Last week I found myself in an exhilarating and dizzying frenzy that is the World Social Forum (WSF). The organizers chose Montreal as the Forum’s first host city in the Global North, hoping to expand the activist network. Unfortunately however, this had the opposite effect. During the opening march and ceremonies, we learned, by way of banners, chants and cardboard signs that 70% of the participants, speakers and facilitators from the Global South had been denied visas and thus entry into Canada. I would later learn that this would affect most of my sessions, which lacked important voices, perspectives and representation.
Despite rumours of the forum’s disorganization, I arrived with high hopes, determined to absorb all I could. Although we did witness technical difficulties, last minute room changes and cancellations, it wasn’t enough to deter me. We’d made it, and I was just happy to be in the midst of it all, to be breathing it in.

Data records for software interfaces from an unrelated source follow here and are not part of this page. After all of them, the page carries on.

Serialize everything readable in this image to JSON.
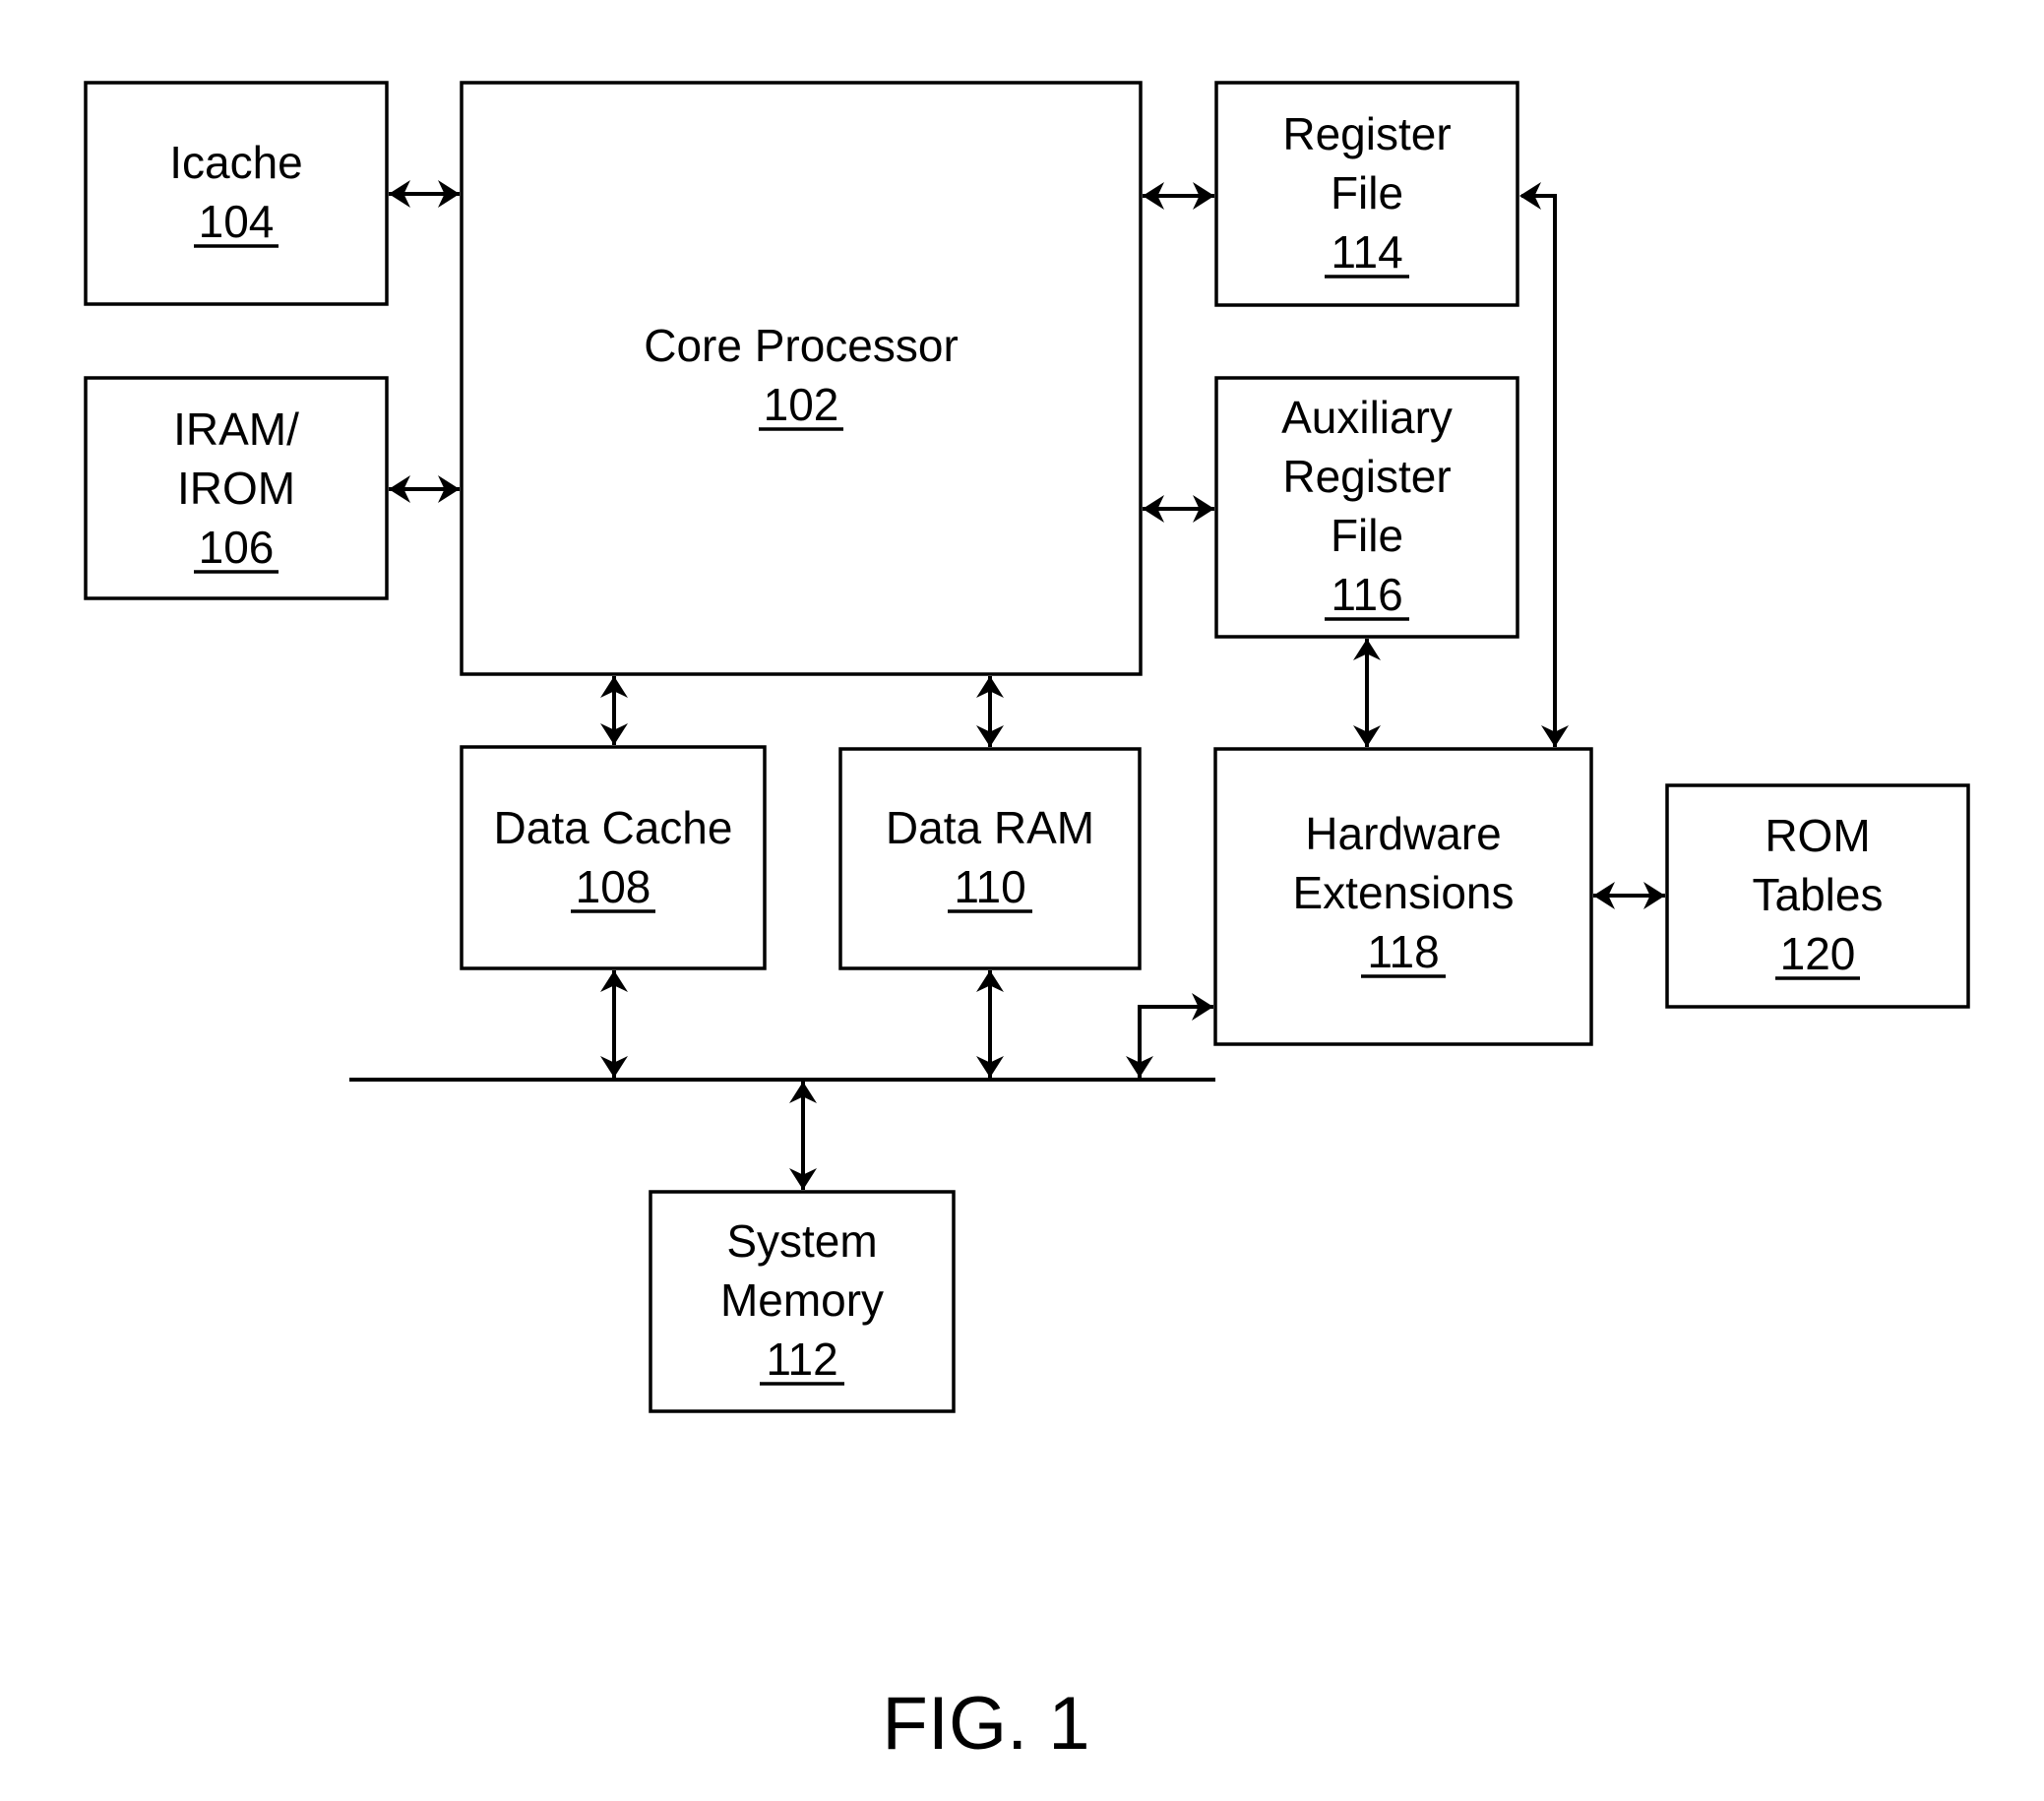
{
  "figure": {
    "caption": "FIG. 1",
    "type": "block diagram"
  },
  "blocks": [
    {
      "id": "icache",
      "lines": [
        "Icache"
      ],
      "ref": "104"
    },
    {
      "id": "iram-irom",
      "lines": [
        "IRAM/",
        "IROM"
      ],
      "ref": "106"
    },
    {
      "id": "core-processor",
      "lines": [
        "Core Processor"
      ],
      "ref": "102"
    },
    {
      "id": "register-file",
      "lines": [
        "Register",
        "File"
      ],
      "ref": "114"
    },
    {
      "id": "auxiliary-register-file",
      "lines": [
        "Auxiliary",
        "Register",
        "File"
      ],
      "ref": "116"
    },
    {
      "id": "data-cache",
      "lines": [
        "Data Cache"
      ],
      "ref": "108"
    },
    {
      "id": "data-ram",
      "lines": [
        "Data RAM"
      ],
      "ref": "110"
    },
    {
      "id": "hardware-extensions",
      "lines": [
        "Hardware",
        "Extensions"
      ],
      "ref": "118"
    },
    {
      "id": "rom-tables",
      "lines": [
        "ROM",
        "Tables"
      ],
      "ref": "120"
    },
    {
      "id": "system-memory",
      "lines": [
        "System",
        "Memory"
      ],
      "ref": "112"
    }
  ],
  "connections": [
    {
      "from": "icache",
      "to": "core-processor",
      "direction": "bidirectional"
    },
    {
      "from": "iram-irom",
      "to": "core-processor",
      "direction": "bidirectional"
    },
    {
      "from": "core-processor",
      "to": "register-file",
      "direction": "bidirectional"
    },
    {
      "from": "core-processor",
      "to": "auxiliary-register-file",
      "direction": "bidirectional"
    },
    {
      "from": "core-processor",
      "to": "data-cache",
      "direction": "bidirectional"
    },
    {
      "from": "core-processor",
      "to": "data-ram",
      "direction": "bidirectional"
    },
    {
      "from": "auxiliary-register-file",
      "to": "hardware-extensions",
      "direction": "bidirectional"
    },
    {
      "from": "register-file",
      "to": "hardware-extensions",
      "direction": "bidirectional"
    },
    {
      "from": "hardware-extensions",
      "to": "rom-tables",
      "direction": "bidirectional"
    },
    {
      "from": "data-cache",
      "to": "bus",
      "direction": "bidirectional"
    },
    {
      "from": "data-ram",
      "to": "bus",
      "direction": "bidirectional"
    },
    {
      "from": "bus",
      "to": "hardware-extensions",
      "direction": "bidirectional"
    },
    {
      "from": "bus",
      "to": "system-memory",
      "direction": "bidirectional"
    }
  ]
}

Since I will begin my master’s program in dispute resolution in the fall, I set out to attend sessions with the theme of peace and demilitarization in mind.
The first session I chose focused on the Columbia peace process taking place now in Havana. It is anticipated that this process will end one of the longest and most disruptive civil wars in recent history. I listened as union leaders, activists and lawyers explained their hopes and fears for their country. I learned that the peace process between Columbian President Juan Manuel Santos and the FARC leader known as Timochenko did not start when the two parties decided to come to the table, but that the road to peace has been forged, trampled and smoothed by activists and civil society groups all along the way. Lawyer Yessica Hoyos spoke to the importance of women in this long process saying, “It’s the first time that gender has been pointed to as an important factor in getting to peace. It’s the first time women’s voices are being heard, and it’s thanks to the women themselves”.

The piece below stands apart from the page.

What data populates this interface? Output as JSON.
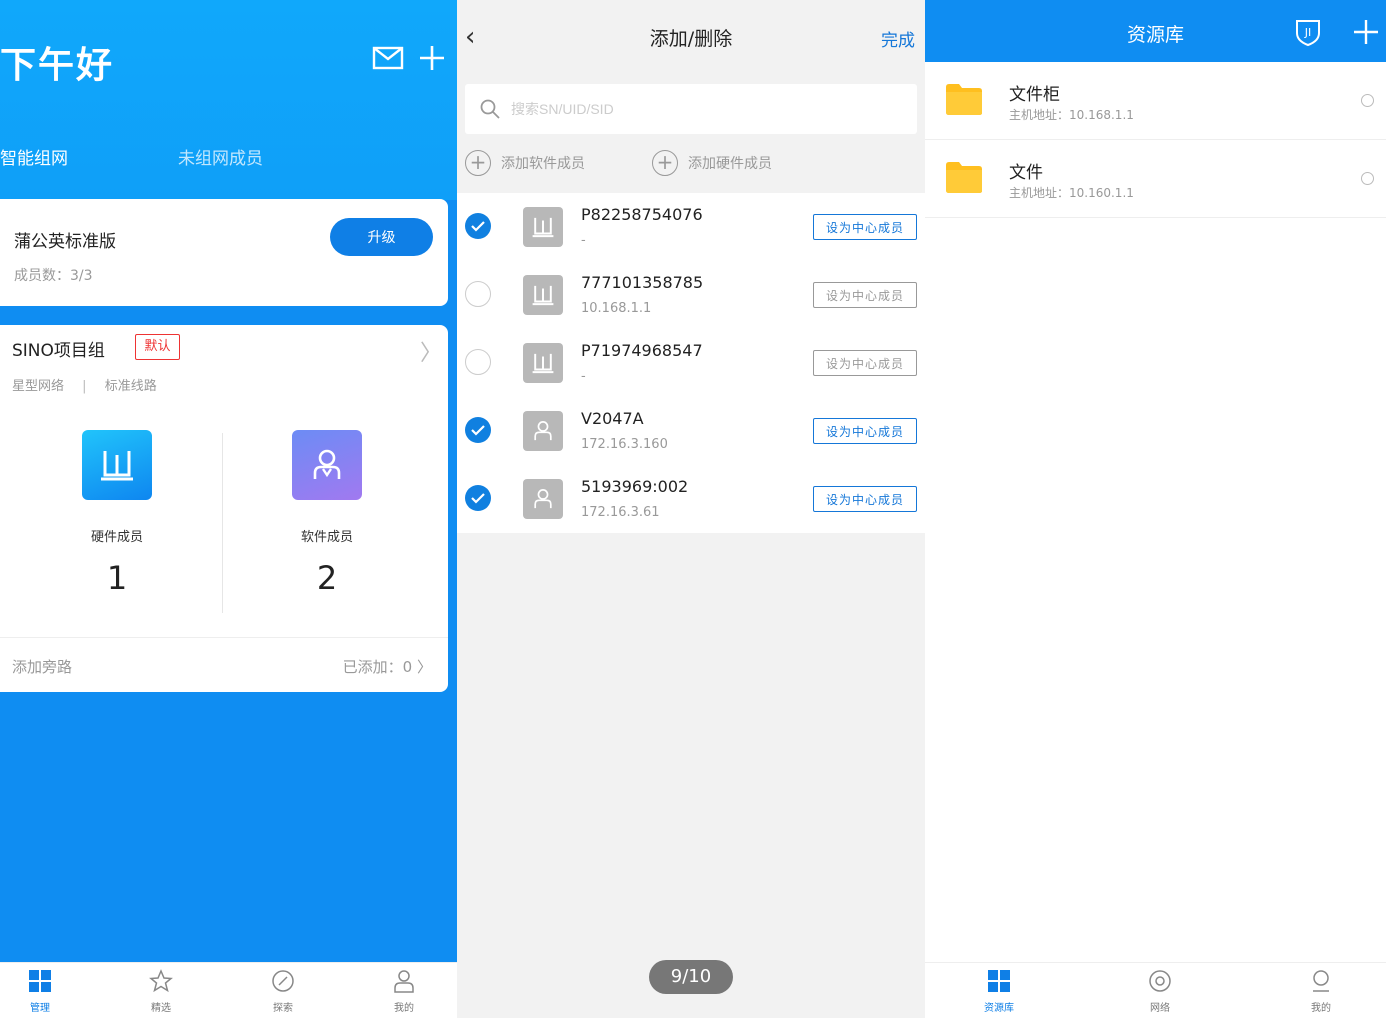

The next day, Voice of Women for Peace hosted a session on militarism and its connection to climate change. The intersection between the two, which I hadn’t given much thought, I now realize, it is key to any discussion of either topic. Climate change has been disproportionally affecting communities who do not have the resources, infrastructure or ability to protect themselves against it. The military, perceived as heroes in the aftermath of natural disasters, are at the top of the list of polluters contributing to climate change and increasingly severe natural disasters. The $1.7 trillion that is spent on military globally, I learned, would be more than enough to meet all of the sustainable development goals.
At my final session on preparing for peace within the UN, Emma and I found ourselves in a room with an all white male panel telling us best practices in protecting civilians on the ground. Luckily, during the question period, a woman in the audience asked about reports of sexual violence by UN peacekeepers against the very civilians they are supposed to protect. To our dismay, the speaker blamed these instances on a few bad apples rather than the institution. I asked about the extent to which non-violent conflict transformation, my area of interest, is taught and integrated into trainings. I was happy to learn that in the last five years, it has really taken off and has the potential to save millions of lives and save billions of dollars. Talk of civilians as peacekeepers and agents of change within their own communities was a great way to end an otherwise problematic session.
Ultimately the forum’s aim was to allow like-minded people to explore, connect and learn. I felt as though this was the case for me, but I couldn’t help feeling frustrated and sad that so many were unable to attend. On a panel discussing youth involvement in grassroots climate action, author and activist Naomi Klein expressed her concern regarding the empty seats on her panels saying “the new government claims to have a more open-door policy. Why is it then that so many were unable to attend. It’s a shame that this has become the Global North forum”.
Daniela Gunn-Doerge is just finishing her summer internship with Nobel Women’s Initiative. She will be starting her graduate degree in Dispute Resolution at the University of Victoria this fall.
Canada visa problems cast cloud over World Social Forum, Al Jazeera, 9 August 2016.
Colombia’s half-century of conflict that led to historic peace deal , The Guardian, 23 June 2016.
Militarism and Climate Change- The Elephant in the Room, Student Energy, 18 August 2014.
Civilian Peacekeeping: A Barely Tapped Resource, Institute for Peace Work and Nonviolent Conflict Transformation & Nonviolent Peaceforce, 2010.